It was not uncommon for a young husband to be married for four or five years and never see his bride in daylight, except during public events and religious festivals.
Chapter 13 The Opposite of Fear is Love
The greatest counterpoise to fear, the ancients believed, is love—the love of the individual warrior for his brothers in arms. At Thermopylae on the final morning, when the last surviving Spartans knew they were all going to die, they turned to one of their leaders, the platoon commander Dienekes, and asked him what thoughts they should hold in their minds in this final hour to keep their courage strong. Dienekes instructed his comrades to fight not in the name of such lofty concepts as patriotism, honor, duty or glory. Don’t even fight, he said, to protect your family or your home.
Fight for this alone: the man who stands at your shoulder. He is everything, and everything is contained within him.
The soldier’s prayer today on the eve of battle remains not “Lord, spare me,” but “Lord, let me not prove unworthy of my brothers.”
Civilians wonder at the passion displayed by wounded soldiers to get back to their units, to return to the fight. But soldiers understand. It is no marvel to them that men who have lost arms and legs still consider themselves fit for battle, so powerful is the passion to return to their brothers—and not to let them down.
All warrior cultures train their youths to feel this love. They make the young men on the passage to warriorhood dress alike, eat and sleep alike, speak alike, wear their hair alike, suffer alike and achieve victory alike.
Ordeals of initiation are undergone not as individuals but as teams, as units.
Courage is inseparable from love and leads to what may arguably be the noblest of all warrior virtues: selflessness.
Chapter 14 Selflessness
Plutarch asked, “Why do the Spartans punish with a fine the warrior who loses his helmet or spear but punish with death the warrior who loses his shield?”
Because helmet and spear are carried for the protection of the individual alone, but the shield protects every man in the line.
The group comes before the individual. This tenet is central to the Warrior Ethos.
Once Alexander was leading his army through a waterless desert. The column was strung out for miles, with men and horses suffering terribly from thirst.

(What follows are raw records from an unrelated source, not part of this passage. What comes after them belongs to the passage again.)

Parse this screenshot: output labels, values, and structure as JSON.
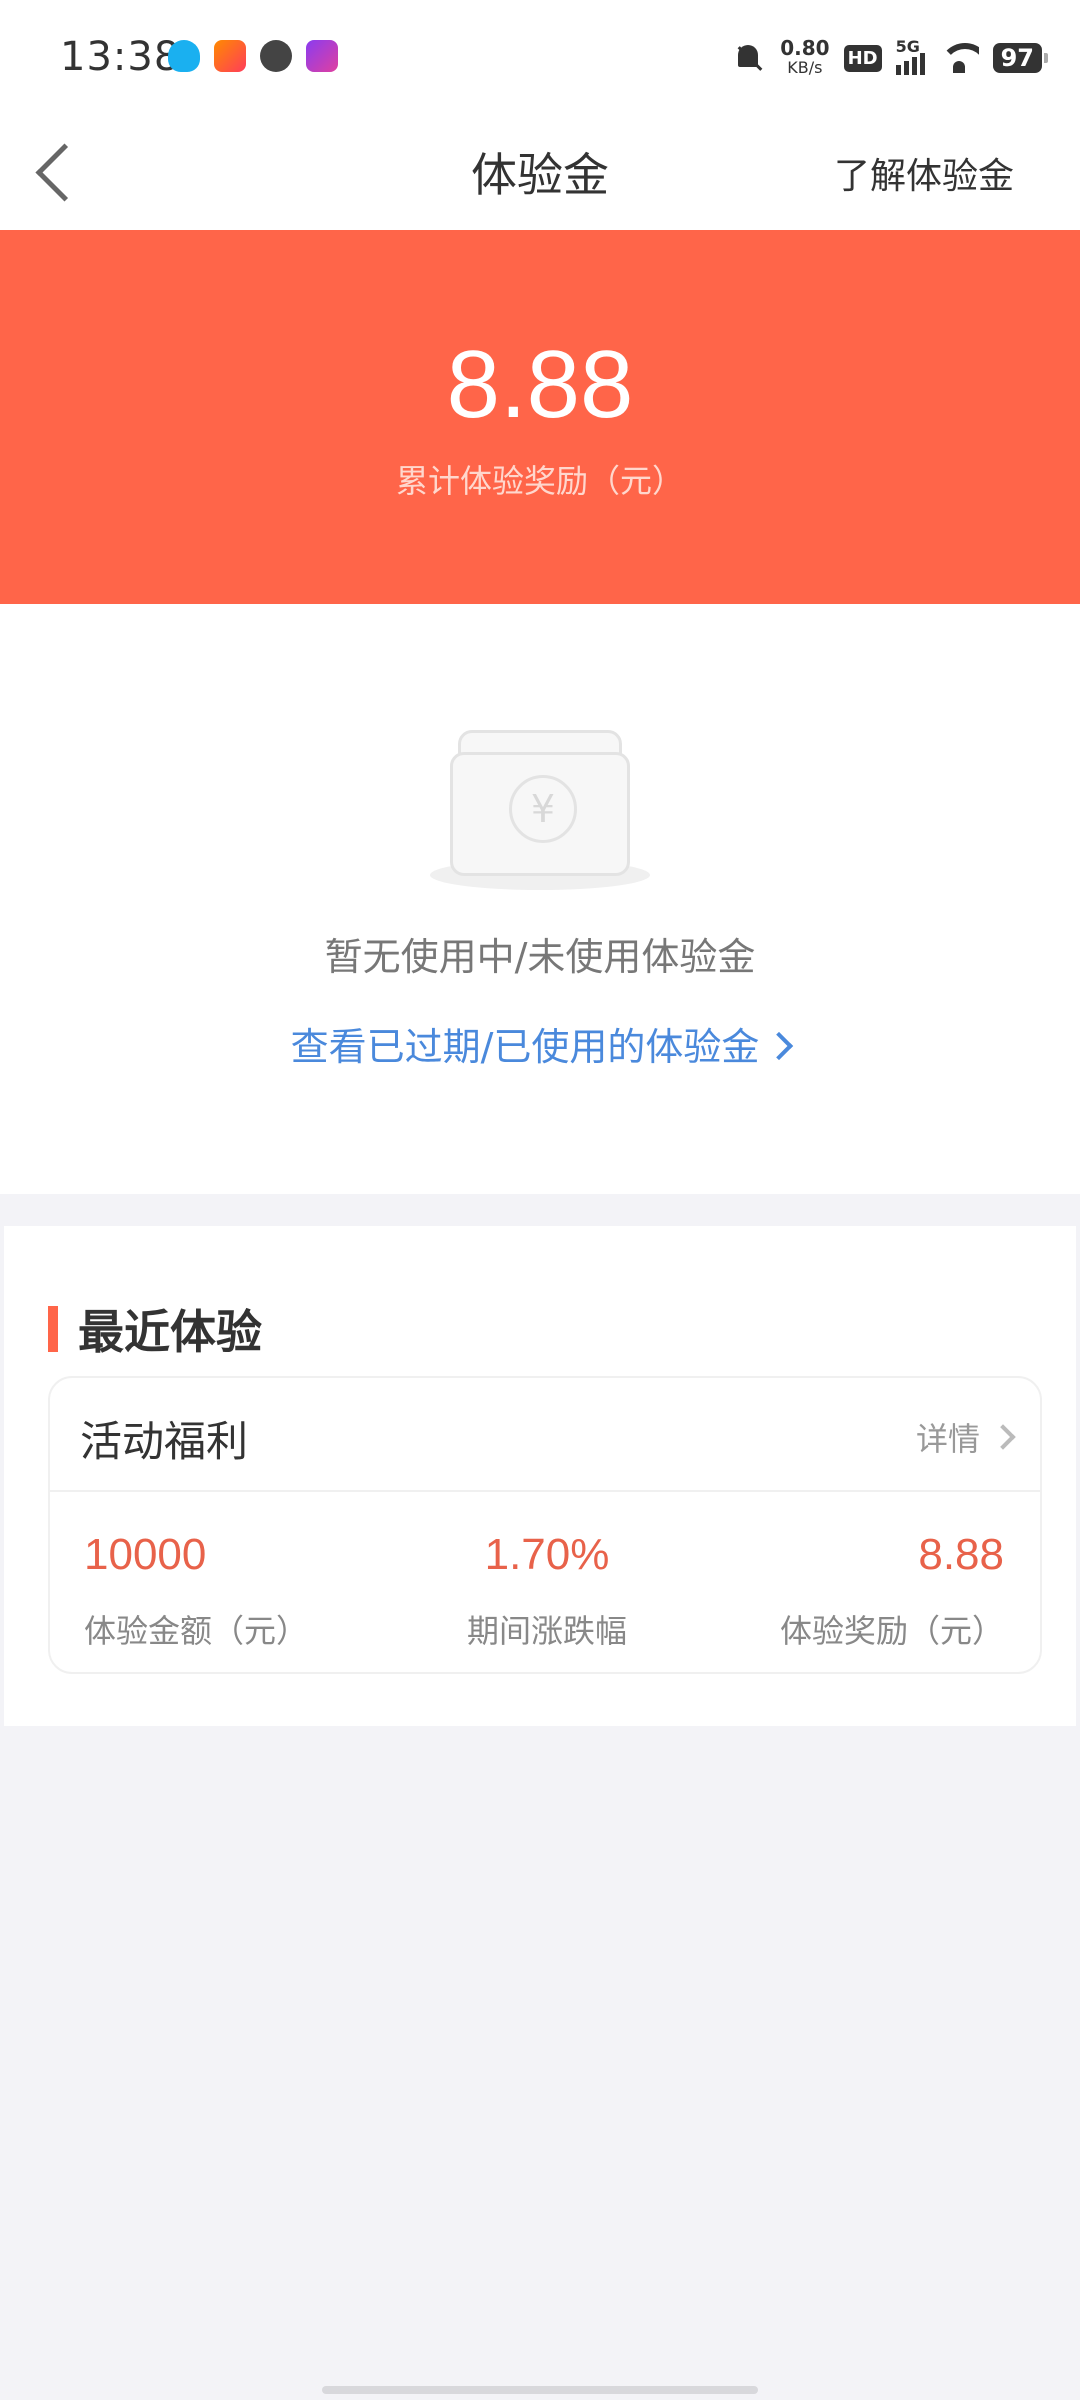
{
  "status_bar": {
    "time": "13:38",
    "net_speed": "0.80",
    "net_unit": "KB/s",
    "hd": "HD",
    "network": "5G",
    "battery": "97"
  },
  "nav": {
    "title": "体验金",
    "right_link": "了解体验金"
  },
  "banner": {
    "amount": "8.88",
    "label": "累计体验奖励（元）"
  },
  "empty_state": {
    "icon": "wallet-yuan-icon",
    "coin_symbol": "¥",
    "message": "暂无使用中/未使用体验金",
    "link": "查看已过期/已使用的体验金"
  },
  "recent": {
    "title": "最近体验",
    "card": {
      "title": "活动福利",
      "detail": "详情",
      "stats": [
        {
          "value": "10000",
          "label": "体验金额（元）"
        },
        {
          "value": "1.70%",
          "label": "期间涨跌幅"
        },
        {
          "value": "8.88",
          "label": "体验奖励（元）"
        }
      ]
    }
  },
  "colors": {
    "brand": "#ff6549",
    "link": "#4a89dc",
    "value": "#e8624a"
  }
}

Suddenly, a detachment of scouts came galloping back in to the king. They had found a small spring and had managed to fill up a helmet with water. They rushed to Alexander and presented this to him. The army held in place, watching. Every man’s eye was fixed upon his commander. Alexander thanked the scouts for bringing him this gift, then, without touching a drop, he lifted the helmet and poured the precious liquid into the sand. At once a great cheer ascended, rolling from one end of the column to the other. A man was heard to say, “With a king like this to lead us, no force on earth can stand against us.”

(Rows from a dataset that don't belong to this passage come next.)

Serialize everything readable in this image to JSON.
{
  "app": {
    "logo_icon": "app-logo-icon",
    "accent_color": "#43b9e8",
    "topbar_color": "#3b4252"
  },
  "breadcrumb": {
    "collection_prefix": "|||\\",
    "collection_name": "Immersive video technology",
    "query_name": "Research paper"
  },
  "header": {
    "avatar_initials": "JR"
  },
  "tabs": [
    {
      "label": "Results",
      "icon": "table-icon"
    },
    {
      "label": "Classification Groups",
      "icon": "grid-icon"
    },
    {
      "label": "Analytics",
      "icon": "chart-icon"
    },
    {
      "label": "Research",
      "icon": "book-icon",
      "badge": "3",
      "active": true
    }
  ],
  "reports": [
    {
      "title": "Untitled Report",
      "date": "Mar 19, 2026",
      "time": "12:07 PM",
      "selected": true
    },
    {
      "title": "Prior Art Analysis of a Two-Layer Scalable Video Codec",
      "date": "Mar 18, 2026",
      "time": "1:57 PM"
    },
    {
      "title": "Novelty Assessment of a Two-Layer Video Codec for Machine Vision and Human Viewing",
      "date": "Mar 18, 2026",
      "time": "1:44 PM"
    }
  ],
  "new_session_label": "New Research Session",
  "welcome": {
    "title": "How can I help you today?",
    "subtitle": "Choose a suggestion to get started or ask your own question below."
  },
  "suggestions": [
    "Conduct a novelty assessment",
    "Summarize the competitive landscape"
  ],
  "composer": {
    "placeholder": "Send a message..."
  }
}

[Continued next Monday. To read from Chapter One in sequence, click here.]